### EXERCISE DIRECTIONS
Every line with the word "during" in it should be extracted from the data that follows.

### DATA FOR PROCESSING
+-------+

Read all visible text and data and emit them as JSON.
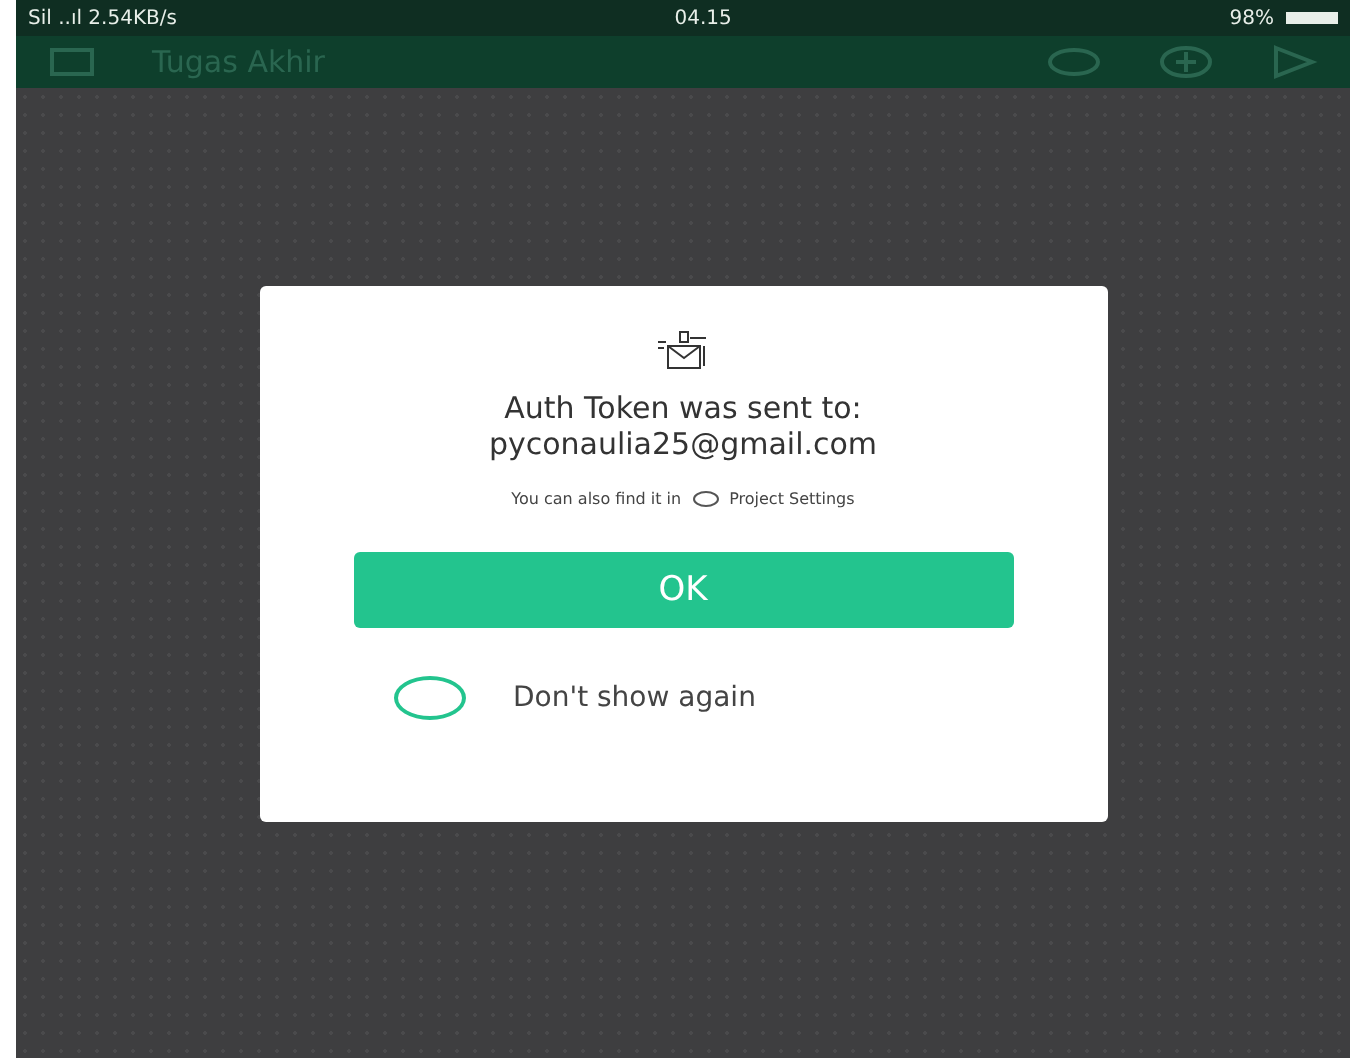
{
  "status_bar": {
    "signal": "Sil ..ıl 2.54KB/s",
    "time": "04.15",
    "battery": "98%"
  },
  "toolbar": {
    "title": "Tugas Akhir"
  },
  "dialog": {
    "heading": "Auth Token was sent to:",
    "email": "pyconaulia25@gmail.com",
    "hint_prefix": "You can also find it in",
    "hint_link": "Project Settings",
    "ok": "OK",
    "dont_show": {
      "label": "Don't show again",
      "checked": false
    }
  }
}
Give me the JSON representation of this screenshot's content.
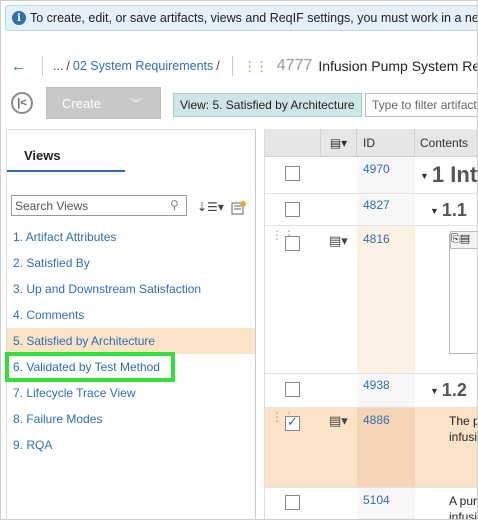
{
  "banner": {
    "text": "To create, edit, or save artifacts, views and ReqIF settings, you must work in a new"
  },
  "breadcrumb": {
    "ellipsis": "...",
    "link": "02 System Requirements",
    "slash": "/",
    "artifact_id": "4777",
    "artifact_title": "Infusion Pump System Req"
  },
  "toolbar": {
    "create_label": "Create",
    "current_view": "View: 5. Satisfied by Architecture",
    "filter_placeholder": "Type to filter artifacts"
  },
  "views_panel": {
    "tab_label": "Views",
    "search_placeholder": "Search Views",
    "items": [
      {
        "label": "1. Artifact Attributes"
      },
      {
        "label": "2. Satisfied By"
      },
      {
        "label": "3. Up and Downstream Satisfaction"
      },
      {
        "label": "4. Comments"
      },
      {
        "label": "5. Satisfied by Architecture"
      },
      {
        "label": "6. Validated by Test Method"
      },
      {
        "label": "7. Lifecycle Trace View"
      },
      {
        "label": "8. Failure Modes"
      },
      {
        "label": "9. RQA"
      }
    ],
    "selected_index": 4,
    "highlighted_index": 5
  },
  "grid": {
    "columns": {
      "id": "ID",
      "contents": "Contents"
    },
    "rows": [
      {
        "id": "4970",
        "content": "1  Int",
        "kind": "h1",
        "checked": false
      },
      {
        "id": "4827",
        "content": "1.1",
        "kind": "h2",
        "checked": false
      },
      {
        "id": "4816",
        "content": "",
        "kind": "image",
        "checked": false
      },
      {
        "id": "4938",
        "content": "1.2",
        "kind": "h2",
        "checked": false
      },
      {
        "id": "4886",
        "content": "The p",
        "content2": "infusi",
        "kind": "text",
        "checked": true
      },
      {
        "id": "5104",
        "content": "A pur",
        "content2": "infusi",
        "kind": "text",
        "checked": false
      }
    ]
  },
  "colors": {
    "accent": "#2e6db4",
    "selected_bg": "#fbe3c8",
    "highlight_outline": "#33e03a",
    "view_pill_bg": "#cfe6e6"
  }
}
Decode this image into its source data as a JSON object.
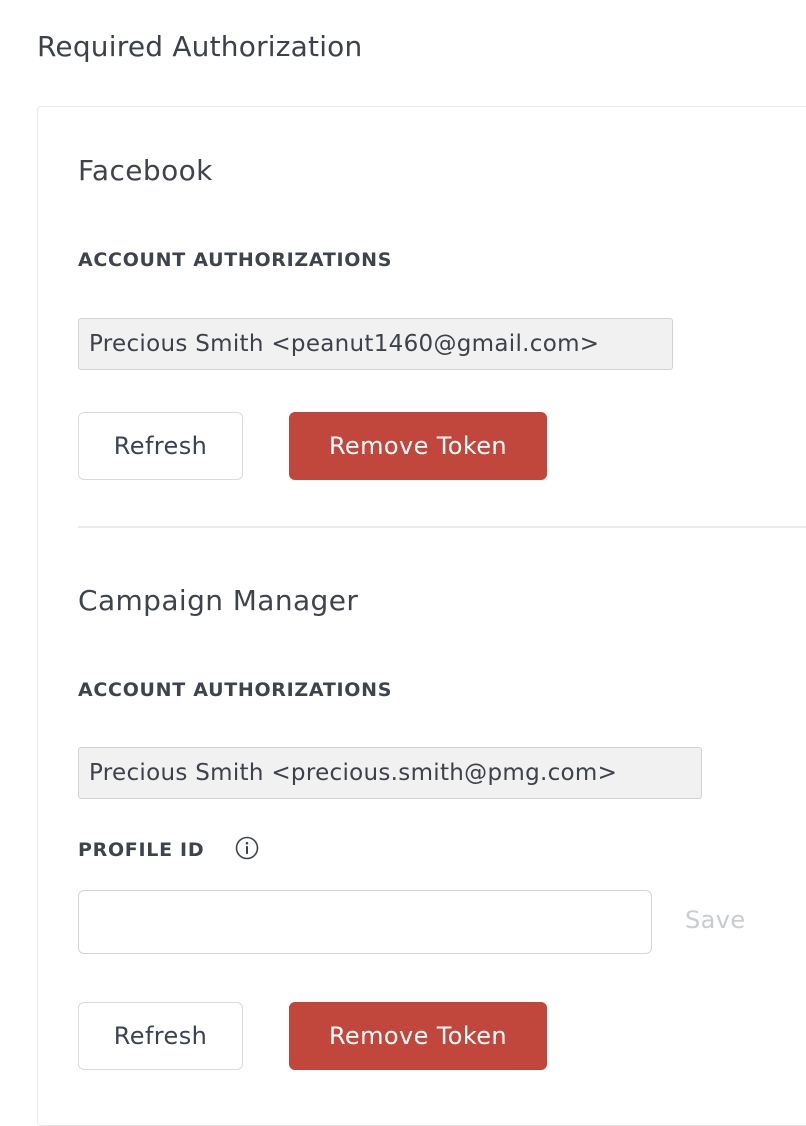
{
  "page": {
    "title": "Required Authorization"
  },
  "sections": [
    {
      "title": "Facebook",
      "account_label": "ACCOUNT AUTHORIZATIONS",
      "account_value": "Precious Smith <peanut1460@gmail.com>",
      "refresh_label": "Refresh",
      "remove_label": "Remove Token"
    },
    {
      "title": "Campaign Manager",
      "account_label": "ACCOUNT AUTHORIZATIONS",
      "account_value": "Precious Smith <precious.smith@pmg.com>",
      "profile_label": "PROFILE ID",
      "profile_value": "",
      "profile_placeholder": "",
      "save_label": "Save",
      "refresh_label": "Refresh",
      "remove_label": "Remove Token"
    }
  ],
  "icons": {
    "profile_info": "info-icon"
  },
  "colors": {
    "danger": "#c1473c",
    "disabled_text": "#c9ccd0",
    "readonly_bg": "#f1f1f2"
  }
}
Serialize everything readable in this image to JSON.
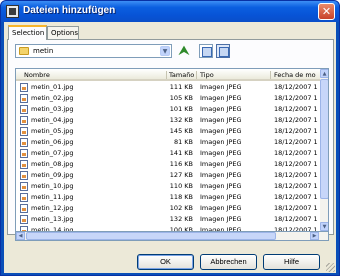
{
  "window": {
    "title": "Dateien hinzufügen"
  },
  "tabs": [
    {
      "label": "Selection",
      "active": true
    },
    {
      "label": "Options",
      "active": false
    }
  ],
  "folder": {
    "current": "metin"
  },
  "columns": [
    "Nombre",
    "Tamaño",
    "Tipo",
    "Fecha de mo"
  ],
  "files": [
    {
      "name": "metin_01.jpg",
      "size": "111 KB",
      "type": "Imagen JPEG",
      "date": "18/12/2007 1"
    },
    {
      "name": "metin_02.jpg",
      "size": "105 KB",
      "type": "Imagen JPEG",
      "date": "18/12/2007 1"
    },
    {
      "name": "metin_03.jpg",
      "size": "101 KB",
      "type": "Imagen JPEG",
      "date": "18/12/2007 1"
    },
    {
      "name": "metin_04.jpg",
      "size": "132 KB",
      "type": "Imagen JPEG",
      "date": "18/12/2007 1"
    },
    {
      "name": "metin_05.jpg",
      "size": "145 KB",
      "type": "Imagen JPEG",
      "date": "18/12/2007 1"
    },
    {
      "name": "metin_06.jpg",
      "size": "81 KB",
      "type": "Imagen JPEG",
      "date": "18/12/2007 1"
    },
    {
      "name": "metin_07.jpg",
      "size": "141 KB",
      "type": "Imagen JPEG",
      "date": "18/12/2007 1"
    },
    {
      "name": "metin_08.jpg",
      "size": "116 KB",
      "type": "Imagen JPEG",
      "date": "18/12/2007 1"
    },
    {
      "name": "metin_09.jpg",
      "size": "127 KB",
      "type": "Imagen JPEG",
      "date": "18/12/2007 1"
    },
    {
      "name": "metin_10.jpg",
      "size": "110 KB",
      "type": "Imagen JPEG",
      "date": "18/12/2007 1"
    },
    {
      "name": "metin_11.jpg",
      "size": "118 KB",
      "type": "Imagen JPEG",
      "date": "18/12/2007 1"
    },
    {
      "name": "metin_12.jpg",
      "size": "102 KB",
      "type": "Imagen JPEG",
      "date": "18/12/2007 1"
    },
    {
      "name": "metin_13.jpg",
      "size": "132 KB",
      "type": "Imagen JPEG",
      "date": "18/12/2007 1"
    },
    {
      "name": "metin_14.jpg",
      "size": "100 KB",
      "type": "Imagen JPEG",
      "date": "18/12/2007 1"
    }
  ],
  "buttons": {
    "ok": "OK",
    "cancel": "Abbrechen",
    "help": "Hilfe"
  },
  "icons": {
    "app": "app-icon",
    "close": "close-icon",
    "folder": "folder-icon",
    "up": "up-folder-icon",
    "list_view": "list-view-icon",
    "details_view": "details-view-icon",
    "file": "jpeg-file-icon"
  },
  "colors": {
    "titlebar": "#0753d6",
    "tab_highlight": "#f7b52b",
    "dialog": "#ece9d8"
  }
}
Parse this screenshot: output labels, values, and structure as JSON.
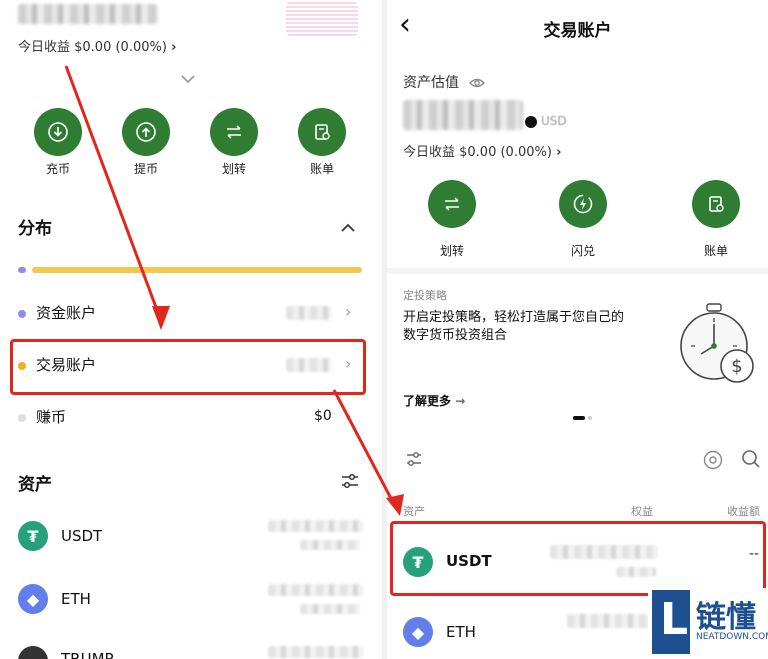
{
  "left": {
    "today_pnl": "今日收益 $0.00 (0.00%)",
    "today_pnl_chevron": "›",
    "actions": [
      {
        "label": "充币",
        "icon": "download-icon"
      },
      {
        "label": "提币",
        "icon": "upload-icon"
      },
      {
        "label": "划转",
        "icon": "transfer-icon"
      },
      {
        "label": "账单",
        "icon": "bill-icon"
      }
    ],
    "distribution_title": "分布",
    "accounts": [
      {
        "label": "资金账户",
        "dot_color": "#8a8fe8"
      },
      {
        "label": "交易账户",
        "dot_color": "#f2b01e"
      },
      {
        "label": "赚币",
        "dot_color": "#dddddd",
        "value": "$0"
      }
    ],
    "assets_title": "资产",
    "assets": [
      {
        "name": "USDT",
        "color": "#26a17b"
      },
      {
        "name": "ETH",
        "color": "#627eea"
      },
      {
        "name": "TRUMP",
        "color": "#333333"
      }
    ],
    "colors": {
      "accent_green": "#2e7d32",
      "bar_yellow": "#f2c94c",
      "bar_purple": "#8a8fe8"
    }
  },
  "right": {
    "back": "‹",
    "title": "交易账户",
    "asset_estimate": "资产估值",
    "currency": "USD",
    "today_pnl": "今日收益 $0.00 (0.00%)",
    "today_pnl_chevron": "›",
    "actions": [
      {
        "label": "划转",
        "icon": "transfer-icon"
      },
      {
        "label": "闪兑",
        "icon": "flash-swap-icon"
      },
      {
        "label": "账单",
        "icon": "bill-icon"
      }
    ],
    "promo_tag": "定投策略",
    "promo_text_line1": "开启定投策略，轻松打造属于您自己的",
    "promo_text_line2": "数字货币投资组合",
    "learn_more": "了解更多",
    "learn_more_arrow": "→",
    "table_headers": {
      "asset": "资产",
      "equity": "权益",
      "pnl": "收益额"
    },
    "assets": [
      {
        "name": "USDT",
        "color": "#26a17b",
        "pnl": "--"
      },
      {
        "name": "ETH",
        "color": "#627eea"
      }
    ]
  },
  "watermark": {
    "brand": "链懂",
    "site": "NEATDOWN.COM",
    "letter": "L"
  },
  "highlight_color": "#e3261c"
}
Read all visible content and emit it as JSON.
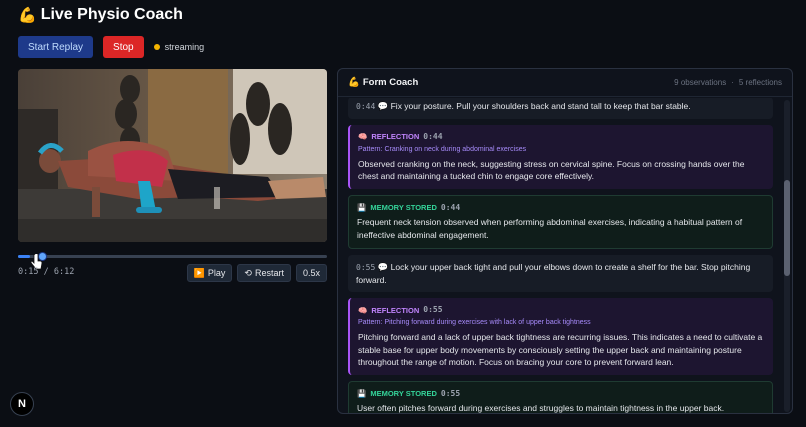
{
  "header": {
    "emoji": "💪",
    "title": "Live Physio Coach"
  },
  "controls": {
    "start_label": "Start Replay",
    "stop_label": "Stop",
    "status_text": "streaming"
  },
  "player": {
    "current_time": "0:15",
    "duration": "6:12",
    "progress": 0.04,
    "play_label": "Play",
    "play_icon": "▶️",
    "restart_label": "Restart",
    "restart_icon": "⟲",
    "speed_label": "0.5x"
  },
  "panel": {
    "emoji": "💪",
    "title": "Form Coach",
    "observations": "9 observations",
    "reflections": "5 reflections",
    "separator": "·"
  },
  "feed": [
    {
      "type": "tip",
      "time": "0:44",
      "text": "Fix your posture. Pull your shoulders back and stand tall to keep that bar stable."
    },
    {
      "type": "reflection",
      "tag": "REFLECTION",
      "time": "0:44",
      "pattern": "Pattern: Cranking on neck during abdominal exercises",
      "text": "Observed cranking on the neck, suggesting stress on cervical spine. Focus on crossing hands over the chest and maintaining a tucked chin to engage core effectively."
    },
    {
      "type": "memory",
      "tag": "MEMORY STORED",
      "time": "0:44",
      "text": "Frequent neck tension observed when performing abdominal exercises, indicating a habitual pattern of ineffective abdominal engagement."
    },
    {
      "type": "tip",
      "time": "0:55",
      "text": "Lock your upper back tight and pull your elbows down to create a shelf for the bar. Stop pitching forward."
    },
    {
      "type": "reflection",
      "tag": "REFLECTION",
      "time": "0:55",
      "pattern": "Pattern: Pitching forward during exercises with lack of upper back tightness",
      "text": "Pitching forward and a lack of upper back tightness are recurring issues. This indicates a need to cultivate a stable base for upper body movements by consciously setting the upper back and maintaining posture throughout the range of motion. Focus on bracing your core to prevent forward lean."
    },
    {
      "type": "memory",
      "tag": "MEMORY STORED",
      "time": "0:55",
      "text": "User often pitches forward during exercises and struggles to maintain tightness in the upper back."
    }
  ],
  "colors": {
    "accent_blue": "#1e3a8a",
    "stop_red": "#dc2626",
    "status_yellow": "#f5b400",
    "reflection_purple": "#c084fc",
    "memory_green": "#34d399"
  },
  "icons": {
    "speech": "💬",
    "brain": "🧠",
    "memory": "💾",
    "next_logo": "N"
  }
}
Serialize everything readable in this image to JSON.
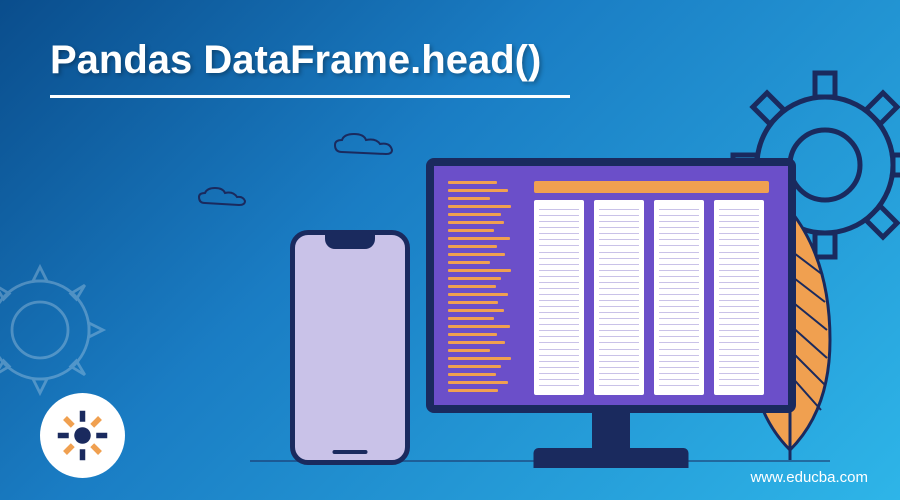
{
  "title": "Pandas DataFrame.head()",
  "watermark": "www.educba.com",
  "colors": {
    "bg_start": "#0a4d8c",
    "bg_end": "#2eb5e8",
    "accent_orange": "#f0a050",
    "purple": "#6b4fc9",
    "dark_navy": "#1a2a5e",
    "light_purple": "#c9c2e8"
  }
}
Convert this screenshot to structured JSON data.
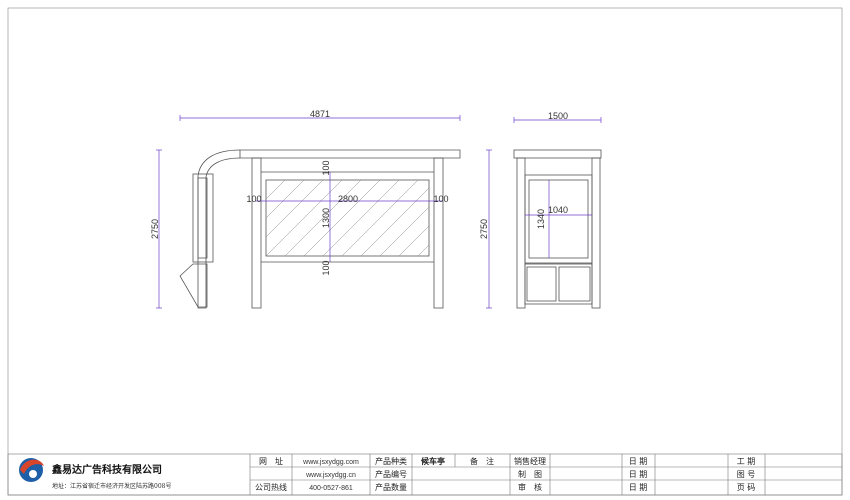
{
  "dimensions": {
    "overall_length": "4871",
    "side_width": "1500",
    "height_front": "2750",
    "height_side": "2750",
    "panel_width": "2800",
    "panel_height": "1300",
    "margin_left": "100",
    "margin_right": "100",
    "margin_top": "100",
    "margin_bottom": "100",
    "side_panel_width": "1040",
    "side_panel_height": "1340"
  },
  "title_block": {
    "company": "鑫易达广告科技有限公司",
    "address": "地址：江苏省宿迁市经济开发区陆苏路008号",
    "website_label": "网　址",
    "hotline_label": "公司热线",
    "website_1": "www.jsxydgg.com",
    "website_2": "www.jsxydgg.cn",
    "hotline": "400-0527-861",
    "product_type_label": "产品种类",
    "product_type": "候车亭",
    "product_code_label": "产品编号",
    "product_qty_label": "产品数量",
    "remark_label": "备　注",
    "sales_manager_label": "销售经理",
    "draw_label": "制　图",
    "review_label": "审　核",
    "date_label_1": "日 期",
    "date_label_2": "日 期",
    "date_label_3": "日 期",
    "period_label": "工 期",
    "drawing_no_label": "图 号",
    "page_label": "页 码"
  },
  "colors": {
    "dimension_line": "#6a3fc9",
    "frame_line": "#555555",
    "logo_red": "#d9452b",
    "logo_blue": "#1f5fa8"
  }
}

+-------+

### OUTPUT FOR THIS TASK
      "pattern": "Pattern: Cranking on neck during abdominal exercises",
      "pattern": "Pattern: Pitching forward during exercises with lack of upper back tightness",
      "text": "User often pitches forward during exercises and struggles to maintain tightness in the upper back."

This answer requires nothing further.